An Ontario court has sentenced a rogue employer-director named Steven Blondin to 90 days in jail for repeated violations of the Employment Standards Act. He was also ordered to pay fines amounting to $280,000. Here is the MOL’s News Release announcing the decision.
The Minister of Labour is quoted in the release, and the Ministry is promoting the decision as evidence of their tough on Bad Employers approach. The decision was verbal, so I don’t yet have a written decision.
A couple of years ago, I wrote that I thought the power to imprison rogue employers who repeatedly violate the ESA was under-utilized. I floated one idea for reform back then. Here it is:
The power to imprison rogue employers already exists,in Section 132 of the ESA. Unfortunately, it isn’t used nearly enough, I think because we treat ‘white collar crime’ too leniently in this country. I would use criminal sanctions more often to punish employers who flagrantly violate employment legislation. I’m not talking about the employer that makes a mistake. We are talking about the serial violators who know what their doing, but continue violating the Act because they’ve learned that there aren’t any serious penalties for doing so. The victims are employees and competitors, who comply with the law.
I would go further and restrict those convicted of violating the ESA from registering new companies or from acting as an officer of a corporation now or in the future. Their name should be registered with the Companies Branch so that they are flagged whenever their name appears as a principal on an incorporation filing or business registration. This bar could be lifted once all outstanding amounts have been paid, and after a period of time has passed, but even then, these people should be subject to special inspections and reporting requirements, because they have demonstrated they are high risk employers. Acting as a principal of a business is a great responsibility, and people who demonstrate a pattern of law-breaking behaviour have no business running businesses or serving as Directors. Serial ESA violators should carry with them the stain of being a terrible, irresponsible employer.
Also, I would require employers convicted for ESA violations (which would include all those companies listed on the government’s Bad Employer Sunshine list ) to disclose to all future job applicants that the company has been convicted previously of violating employee protections legislation. Or at least their names should be listed on a government website so that potential employees know the risk associated with working for these people.
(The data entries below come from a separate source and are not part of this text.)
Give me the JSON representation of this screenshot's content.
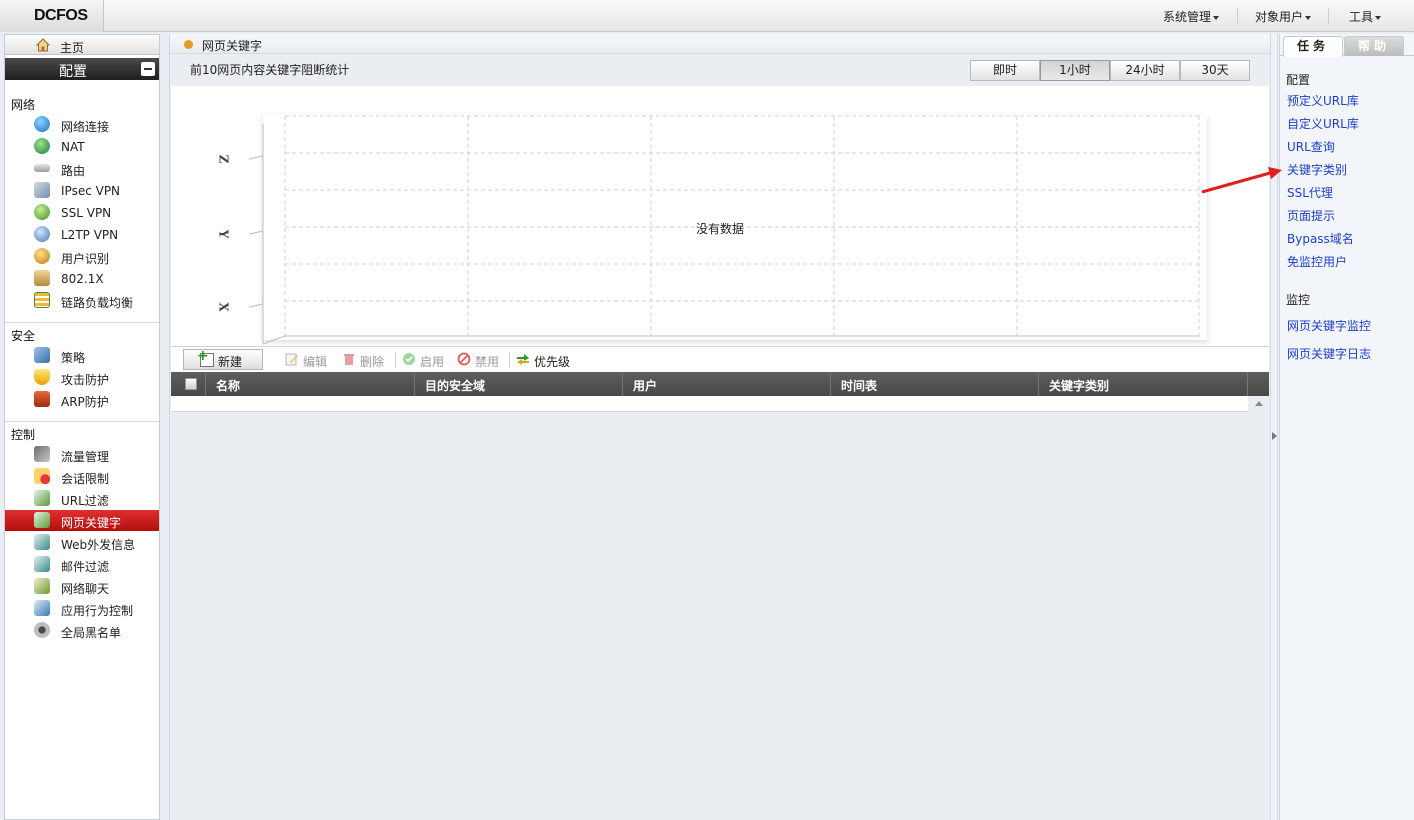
{
  "topbar": {
    "logo": "DCFOS",
    "menus": [
      {
        "label": "系统管理"
      },
      {
        "label": "对象用户"
      },
      {
        "label": "工具"
      }
    ]
  },
  "sidebar": {
    "home_label": "主页",
    "config_label": "配置",
    "sections": [
      {
        "title": "网络",
        "items": [
          {
            "label": "网络连接",
            "icon": "globe-icon"
          },
          {
            "label": "NAT",
            "icon": "nat-icon"
          },
          {
            "label": "路由",
            "icon": "router-icon"
          },
          {
            "label": "IPsec VPN",
            "icon": "ipsec-vpn-icon"
          },
          {
            "label": "SSL VPN",
            "icon": "ssl-vpn-icon"
          },
          {
            "label": "L2TP VPN",
            "icon": "l2tp-vpn-icon"
          },
          {
            "label": "用户识别",
            "icon": "user-identify-icon"
          },
          {
            "label": "802.1X",
            "icon": "8021x-icon"
          },
          {
            "label": "链路负载均衡",
            "icon": "link-balance-icon"
          }
        ]
      },
      {
        "title": "安全",
        "items": [
          {
            "label": "策略",
            "icon": "policy-icon"
          },
          {
            "label": "攻击防护",
            "icon": "shield-icon"
          },
          {
            "label": "ARP防护",
            "icon": "arp-icon"
          }
        ]
      },
      {
        "title": "控制",
        "items": [
          {
            "label": "流量管理",
            "icon": "traffic-icon"
          },
          {
            "label": "会话限制",
            "icon": "session-limit-icon"
          },
          {
            "label": "URL过滤",
            "icon": "url-filter-icon"
          },
          {
            "label": "网页关键字",
            "icon": "web-keyword-icon",
            "active": true
          },
          {
            "label": "Web外发信息",
            "icon": "web-outbound-icon"
          },
          {
            "label": "邮件过滤",
            "icon": "mail-filter-icon"
          },
          {
            "label": "网络聊天",
            "icon": "chat-icon"
          },
          {
            "label": "应用行为控制",
            "icon": "app-control-icon"
          },
          {
            "label": "全局黑名单",
            "icon": "blacklist-icon"
          }
        ]
      }
    ]
  },
  "main": {
    "breadcrumb": "网页关键字",
    "subtitle": "前10网页内容关键字阻断统计",
    "range_buttons": [
      {
        "label": "即时"
      },
      {
        "label": "1小时",
        "selected": true
      },
      {
        "label": "24小时"
      },
      {
        "label": "30天"
      }
    ],
    "chart": {
      "no_data": "没有数据",
      "axis_labels": [
        "Z",
        "Y",
        "X"
      ]
    },
    "toolbar": {
      "new": "新建",
      "edit": "编辑",
      "delete": "删除",
      "enable": "启用",
      "disable": "禁用",
      "priority": "优先级"
    },
    "table": {
      "columns": [
        "名称",
        "目的安全域",
        "用户",
        "时间表",
        "关键字类别"
      ],
      "rows": []
    }
  },
  "right_panel": {
    "tabs": [
      "任务",
      "帮助"
    ],
    "sections": [
      {
        "title": "配置",
        "links": [
          "预定义URL库",
          "自定义URL库",
          "URL查询",
          "关键字类别",
          "SSL代理",
          "页面提示",
          "Bypass域名",
          "免监控用户"
        ]
      },
      {
        "title": "监控",
        "links": [
          "网页关键字监控",
          "网页关键字日志"
        ]
      }
    ]
  },
  "colors": {
    "active_nav": "#c8161c",
    "link": "#1f3ec9",
    "header_dark": "#4a4a4a",
    "annotation_arrow": "#e02020"
  }
}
That would give the employees the opportunity to look elsewhere, to take precautions, or to ‘bargain’ a higher wage rate to offset the added risks. To use the language of our Neoclassicalist’ friends, this is information that is relevant to the market, but there is no market incentive for employers to disclose it. Therefore, this is a textbook example of the need for information disclosure legislation to correct information asymmetries in labour markets. We allow employers to ask employees to disclose if they have been convicted of a criminal offence so employers can refuse to hire them. The theory is that an employer has a right to that information so it can decide if it wants to hire someone convicted of a crime. We should also require employers to disclose when they have been found guilty of violating employee protection legislation. That’s only fair, right?
Blondin apparently had over 100 orders to pay issued against him for unpaid wages over a period of years. He operated 6 different companies north of Toronto. Consider how my proposals would work for going forward.
Firstly, Blondin would no longer be able to register a company or act as an officer of a corporation in Ontario. As the law sits now, he could register a new business once he’s out of jail and start his scam all over again. Is that a good system? Secondly, the 6 companies he operated, if they still exist, would be required to inform every new job applicant that the company has been convicted in the past of ESA violations. Failure to disclose this information should itself be an offence, subject to high fines and possible imprisonment under the ESA. Or, at least, Blondin’s name should be posted prominently on a government sunshine list website as having been convicted of ripping off employees repeatedly.
What do you think about that model?
Would it have any impact on the problem of the serial ESA violator? Why or why not?
What are the problems or deficiencies with the model? Can you think of a reason why the model might not stop the Blondins of the world from still screwing workers in future endeavours?